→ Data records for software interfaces
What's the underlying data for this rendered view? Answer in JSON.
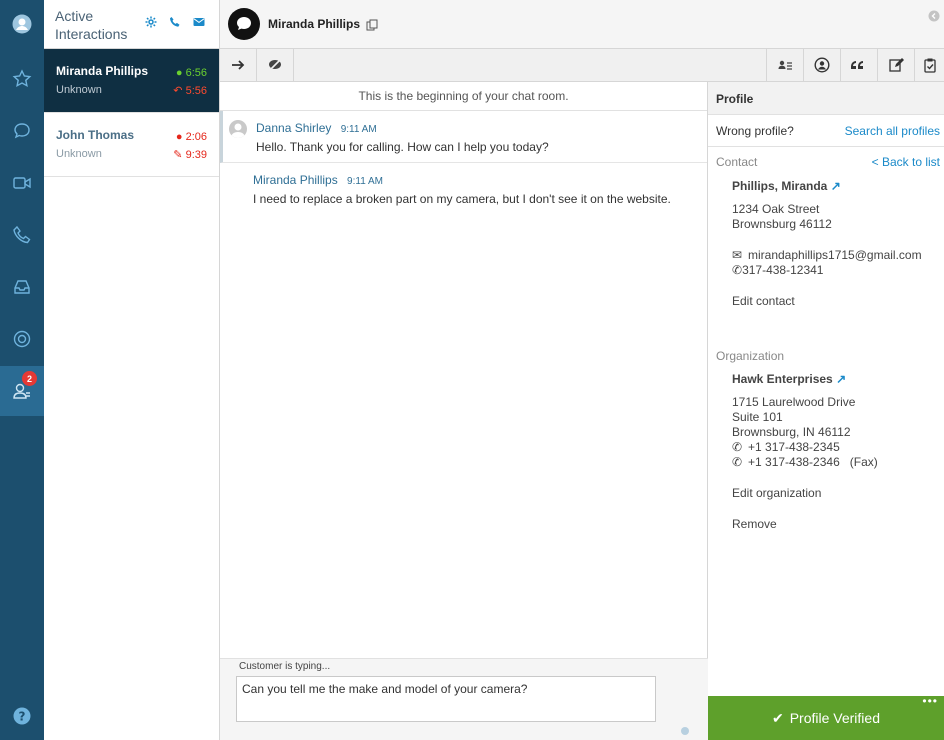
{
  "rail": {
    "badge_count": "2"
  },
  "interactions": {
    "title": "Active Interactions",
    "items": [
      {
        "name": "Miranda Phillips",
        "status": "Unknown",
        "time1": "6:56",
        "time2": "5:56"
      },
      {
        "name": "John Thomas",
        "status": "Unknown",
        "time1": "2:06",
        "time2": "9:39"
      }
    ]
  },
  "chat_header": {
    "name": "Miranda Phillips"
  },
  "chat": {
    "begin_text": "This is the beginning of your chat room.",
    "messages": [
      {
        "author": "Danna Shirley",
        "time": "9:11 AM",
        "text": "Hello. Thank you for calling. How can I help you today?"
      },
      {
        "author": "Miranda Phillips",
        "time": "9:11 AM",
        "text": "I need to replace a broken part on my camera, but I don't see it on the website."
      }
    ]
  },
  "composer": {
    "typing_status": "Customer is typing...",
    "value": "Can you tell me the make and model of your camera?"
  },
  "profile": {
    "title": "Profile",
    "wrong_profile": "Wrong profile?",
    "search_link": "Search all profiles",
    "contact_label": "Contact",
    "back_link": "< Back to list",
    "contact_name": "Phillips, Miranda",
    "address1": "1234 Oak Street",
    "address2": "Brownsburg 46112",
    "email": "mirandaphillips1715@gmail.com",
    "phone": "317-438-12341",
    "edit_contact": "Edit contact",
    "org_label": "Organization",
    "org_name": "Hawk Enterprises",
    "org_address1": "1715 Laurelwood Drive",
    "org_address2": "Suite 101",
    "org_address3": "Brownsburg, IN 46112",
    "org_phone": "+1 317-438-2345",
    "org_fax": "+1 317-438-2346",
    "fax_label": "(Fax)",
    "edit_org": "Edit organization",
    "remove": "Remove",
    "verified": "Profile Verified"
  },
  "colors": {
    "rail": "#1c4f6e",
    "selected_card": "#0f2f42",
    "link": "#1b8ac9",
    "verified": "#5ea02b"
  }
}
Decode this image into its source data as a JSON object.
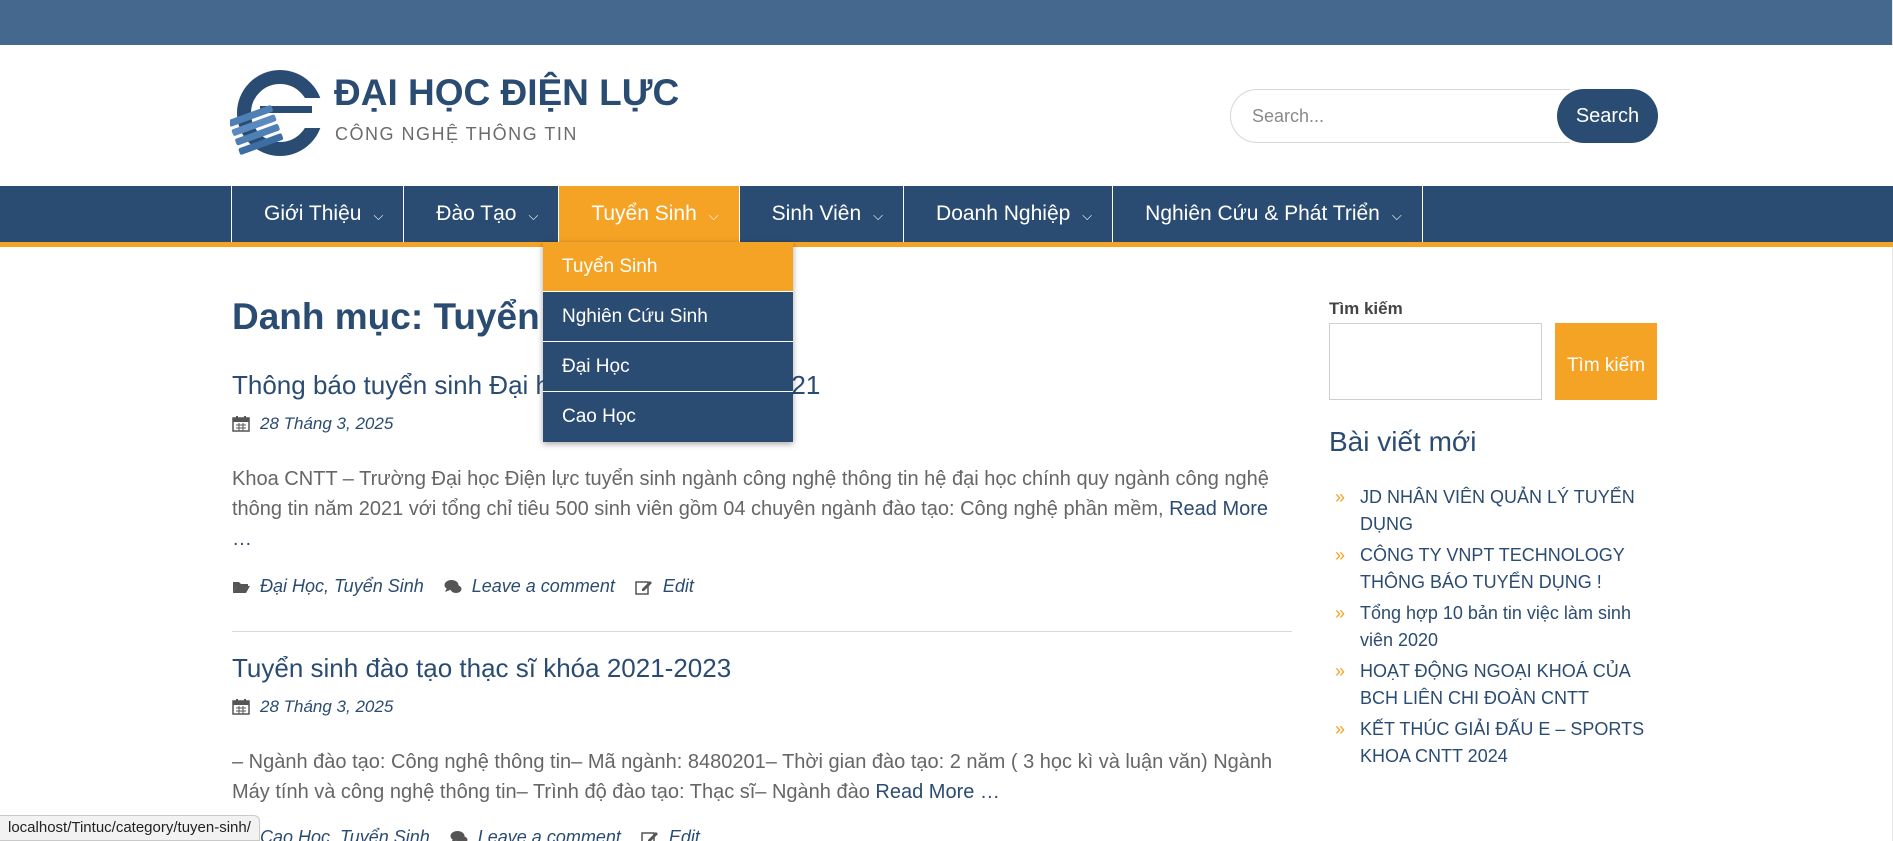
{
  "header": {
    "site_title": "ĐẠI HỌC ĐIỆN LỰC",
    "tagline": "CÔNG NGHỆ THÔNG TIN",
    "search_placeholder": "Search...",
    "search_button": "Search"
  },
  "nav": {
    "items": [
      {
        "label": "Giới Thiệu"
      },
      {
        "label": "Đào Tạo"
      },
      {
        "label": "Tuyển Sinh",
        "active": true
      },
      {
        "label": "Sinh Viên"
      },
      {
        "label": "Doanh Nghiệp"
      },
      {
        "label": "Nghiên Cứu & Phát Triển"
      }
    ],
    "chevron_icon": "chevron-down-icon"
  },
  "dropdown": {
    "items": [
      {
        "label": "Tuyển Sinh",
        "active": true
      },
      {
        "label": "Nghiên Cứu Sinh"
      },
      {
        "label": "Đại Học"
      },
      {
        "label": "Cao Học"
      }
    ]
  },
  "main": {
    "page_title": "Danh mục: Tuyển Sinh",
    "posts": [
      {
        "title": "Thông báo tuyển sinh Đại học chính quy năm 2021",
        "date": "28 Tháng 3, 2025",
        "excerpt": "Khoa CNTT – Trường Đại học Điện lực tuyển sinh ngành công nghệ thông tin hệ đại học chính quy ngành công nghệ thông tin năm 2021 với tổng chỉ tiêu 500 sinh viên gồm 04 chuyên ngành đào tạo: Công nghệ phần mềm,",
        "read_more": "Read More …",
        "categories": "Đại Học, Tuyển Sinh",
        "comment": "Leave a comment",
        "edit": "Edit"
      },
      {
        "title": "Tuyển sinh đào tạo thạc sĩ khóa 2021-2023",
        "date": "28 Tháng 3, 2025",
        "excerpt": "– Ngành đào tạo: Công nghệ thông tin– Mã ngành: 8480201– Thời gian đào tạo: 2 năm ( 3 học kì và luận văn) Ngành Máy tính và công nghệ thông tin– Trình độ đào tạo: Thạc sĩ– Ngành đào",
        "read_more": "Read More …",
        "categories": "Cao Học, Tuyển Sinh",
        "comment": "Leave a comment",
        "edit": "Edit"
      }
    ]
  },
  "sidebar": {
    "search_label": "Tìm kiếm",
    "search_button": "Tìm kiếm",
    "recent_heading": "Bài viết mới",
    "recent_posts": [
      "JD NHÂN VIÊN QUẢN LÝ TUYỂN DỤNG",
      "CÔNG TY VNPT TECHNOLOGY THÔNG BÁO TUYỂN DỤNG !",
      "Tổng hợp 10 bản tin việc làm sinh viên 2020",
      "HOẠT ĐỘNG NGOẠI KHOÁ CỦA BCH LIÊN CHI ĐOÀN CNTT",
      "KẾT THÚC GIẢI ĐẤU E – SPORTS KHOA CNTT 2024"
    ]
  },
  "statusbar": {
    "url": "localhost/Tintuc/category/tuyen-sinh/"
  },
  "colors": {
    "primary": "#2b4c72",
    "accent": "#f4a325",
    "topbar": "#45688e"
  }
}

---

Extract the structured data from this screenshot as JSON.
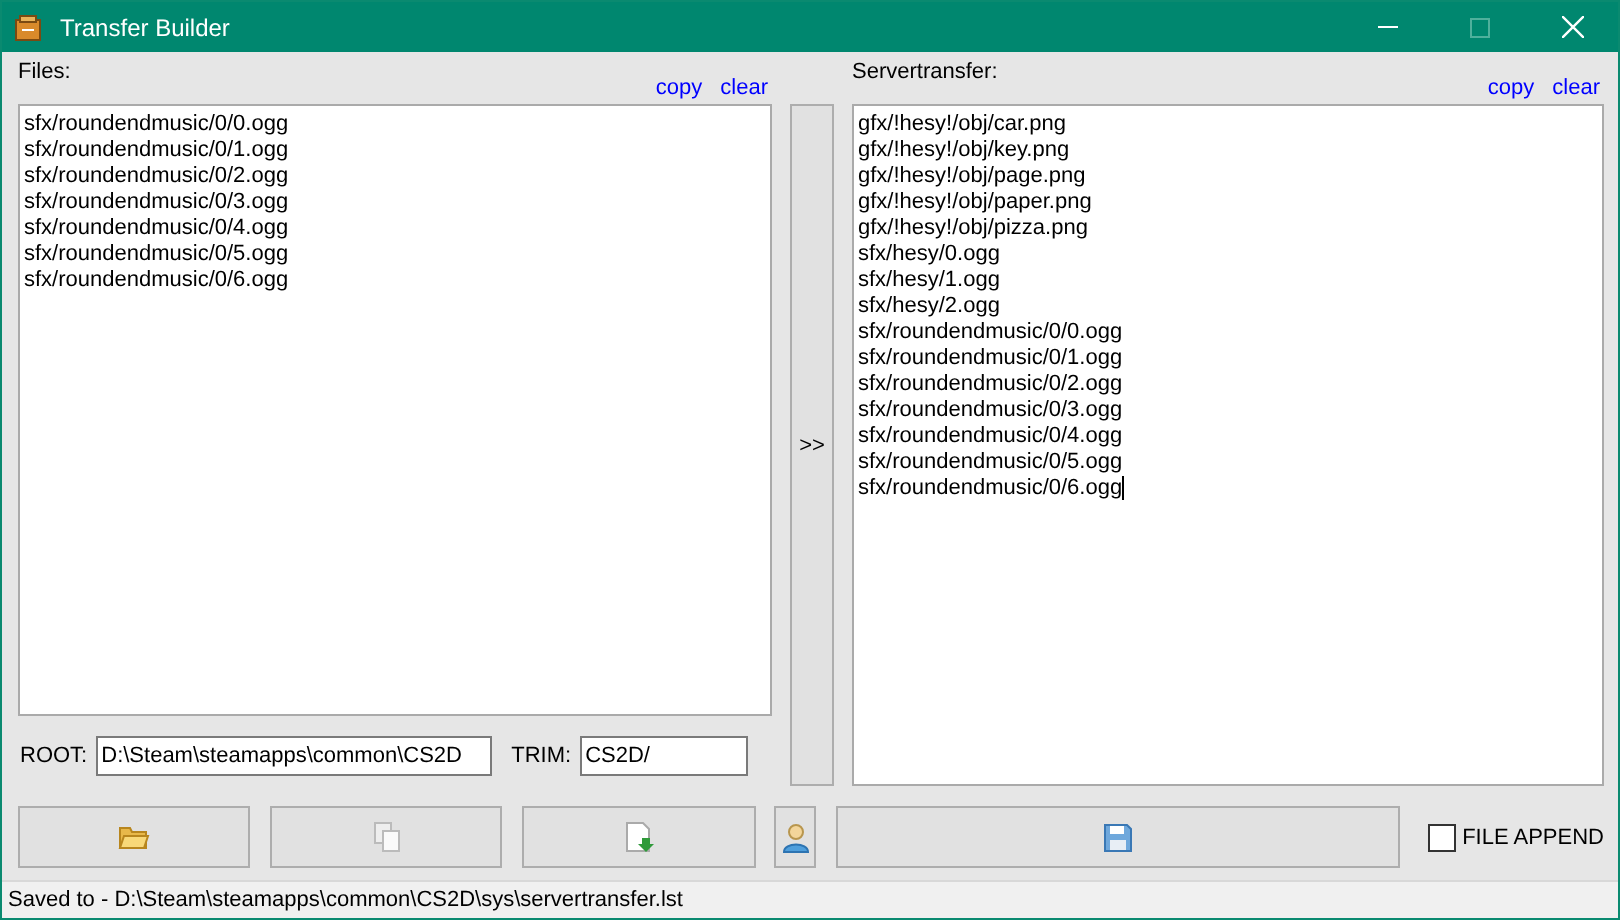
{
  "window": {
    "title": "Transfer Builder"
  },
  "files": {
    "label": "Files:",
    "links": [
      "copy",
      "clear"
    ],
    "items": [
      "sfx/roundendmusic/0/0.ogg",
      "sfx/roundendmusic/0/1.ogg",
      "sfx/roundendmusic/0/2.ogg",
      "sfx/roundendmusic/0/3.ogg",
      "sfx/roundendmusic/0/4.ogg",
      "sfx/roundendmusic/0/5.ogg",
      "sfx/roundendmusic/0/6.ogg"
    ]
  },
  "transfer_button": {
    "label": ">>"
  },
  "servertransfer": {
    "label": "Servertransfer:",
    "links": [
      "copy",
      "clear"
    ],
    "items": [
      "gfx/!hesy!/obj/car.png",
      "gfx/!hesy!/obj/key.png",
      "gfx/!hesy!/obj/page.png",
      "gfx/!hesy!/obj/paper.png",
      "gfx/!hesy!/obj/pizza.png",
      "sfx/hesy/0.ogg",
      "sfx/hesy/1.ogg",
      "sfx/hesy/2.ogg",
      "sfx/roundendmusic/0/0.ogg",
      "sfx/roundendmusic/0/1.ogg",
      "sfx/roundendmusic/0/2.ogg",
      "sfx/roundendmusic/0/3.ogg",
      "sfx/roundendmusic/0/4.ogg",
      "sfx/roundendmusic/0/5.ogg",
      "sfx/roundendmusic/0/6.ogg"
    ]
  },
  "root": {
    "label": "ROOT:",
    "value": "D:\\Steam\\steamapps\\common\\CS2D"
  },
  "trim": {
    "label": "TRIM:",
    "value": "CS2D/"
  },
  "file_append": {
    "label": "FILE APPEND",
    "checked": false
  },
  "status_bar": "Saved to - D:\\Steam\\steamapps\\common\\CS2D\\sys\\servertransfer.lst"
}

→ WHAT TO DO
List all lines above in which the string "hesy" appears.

→ COMPLETED TASK
      "gfx/!hesy!/obj/car.png",
      "gfx/!hesy!/obj/key.png",
      "gfx/!hesy!/obj/page.png",
      "gfx/!hesy!/obj/paper.png",
      "gfx/!hesy!/obj/pizza.png",
      "sfx/hesy/0.ogg",
      "sfx/hesy/1.ogg",
      "sfx/hesy/2.ogg",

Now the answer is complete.